:: Work order ::
Using the records below, report how many lines include "updated", and give no more than the number.

:: Material supplied ::
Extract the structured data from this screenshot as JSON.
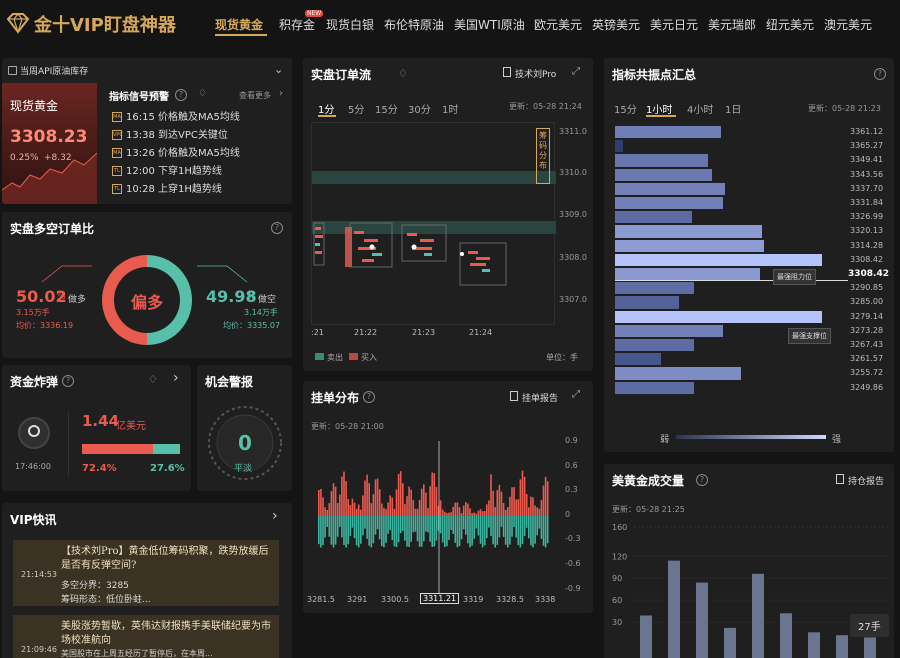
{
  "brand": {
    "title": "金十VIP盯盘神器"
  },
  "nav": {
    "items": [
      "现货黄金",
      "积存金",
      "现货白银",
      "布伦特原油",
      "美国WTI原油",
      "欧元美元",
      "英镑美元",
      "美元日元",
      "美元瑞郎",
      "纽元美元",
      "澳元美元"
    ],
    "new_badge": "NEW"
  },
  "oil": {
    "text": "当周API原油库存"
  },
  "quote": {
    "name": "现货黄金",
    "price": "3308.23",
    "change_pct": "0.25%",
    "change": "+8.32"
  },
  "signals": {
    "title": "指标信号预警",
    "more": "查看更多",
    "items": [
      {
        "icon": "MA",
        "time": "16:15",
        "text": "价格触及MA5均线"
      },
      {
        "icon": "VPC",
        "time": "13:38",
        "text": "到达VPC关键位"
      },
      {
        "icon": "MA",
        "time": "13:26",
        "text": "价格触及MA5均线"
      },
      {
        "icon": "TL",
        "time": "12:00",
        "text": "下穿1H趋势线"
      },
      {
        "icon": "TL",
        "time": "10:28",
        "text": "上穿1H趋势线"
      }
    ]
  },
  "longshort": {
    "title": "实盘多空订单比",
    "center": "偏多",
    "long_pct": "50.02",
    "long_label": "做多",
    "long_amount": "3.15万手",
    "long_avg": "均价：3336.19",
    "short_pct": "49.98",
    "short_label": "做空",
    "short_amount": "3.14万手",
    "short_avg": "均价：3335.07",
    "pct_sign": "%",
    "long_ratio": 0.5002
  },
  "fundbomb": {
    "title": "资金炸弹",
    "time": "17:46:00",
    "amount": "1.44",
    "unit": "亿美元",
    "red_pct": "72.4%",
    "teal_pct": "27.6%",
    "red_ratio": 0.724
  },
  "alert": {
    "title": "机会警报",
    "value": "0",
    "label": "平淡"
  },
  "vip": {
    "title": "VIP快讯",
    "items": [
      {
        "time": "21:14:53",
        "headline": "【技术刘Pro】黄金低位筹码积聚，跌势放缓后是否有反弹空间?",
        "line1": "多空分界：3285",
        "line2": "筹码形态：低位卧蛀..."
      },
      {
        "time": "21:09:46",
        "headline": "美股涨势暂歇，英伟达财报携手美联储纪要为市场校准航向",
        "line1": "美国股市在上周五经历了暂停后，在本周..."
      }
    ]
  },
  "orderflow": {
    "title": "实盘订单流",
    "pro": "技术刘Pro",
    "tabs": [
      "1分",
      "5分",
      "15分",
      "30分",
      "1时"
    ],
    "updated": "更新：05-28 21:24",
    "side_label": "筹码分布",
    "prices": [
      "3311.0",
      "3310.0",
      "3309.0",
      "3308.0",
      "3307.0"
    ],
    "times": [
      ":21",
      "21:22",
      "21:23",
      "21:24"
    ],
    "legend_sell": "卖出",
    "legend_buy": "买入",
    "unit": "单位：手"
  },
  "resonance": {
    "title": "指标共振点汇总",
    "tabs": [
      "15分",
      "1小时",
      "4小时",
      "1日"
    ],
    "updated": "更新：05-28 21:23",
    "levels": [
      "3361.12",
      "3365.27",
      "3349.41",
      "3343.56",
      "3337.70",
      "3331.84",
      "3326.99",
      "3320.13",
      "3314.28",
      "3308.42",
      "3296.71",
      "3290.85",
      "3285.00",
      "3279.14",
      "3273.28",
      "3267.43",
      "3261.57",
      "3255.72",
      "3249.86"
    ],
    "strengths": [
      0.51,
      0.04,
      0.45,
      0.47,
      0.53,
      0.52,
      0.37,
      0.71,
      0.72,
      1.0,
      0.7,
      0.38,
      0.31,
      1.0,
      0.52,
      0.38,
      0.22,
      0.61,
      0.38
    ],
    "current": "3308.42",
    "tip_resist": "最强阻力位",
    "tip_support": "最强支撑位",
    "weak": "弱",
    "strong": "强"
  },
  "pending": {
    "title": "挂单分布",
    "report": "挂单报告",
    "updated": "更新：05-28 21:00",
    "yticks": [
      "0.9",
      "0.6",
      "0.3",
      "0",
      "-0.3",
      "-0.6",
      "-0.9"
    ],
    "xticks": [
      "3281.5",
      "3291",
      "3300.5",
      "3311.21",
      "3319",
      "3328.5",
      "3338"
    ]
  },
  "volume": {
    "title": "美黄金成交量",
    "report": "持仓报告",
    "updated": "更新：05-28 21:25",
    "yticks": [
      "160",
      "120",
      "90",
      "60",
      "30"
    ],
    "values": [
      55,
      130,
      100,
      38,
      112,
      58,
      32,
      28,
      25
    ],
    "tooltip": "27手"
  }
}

:: Expected output ::
4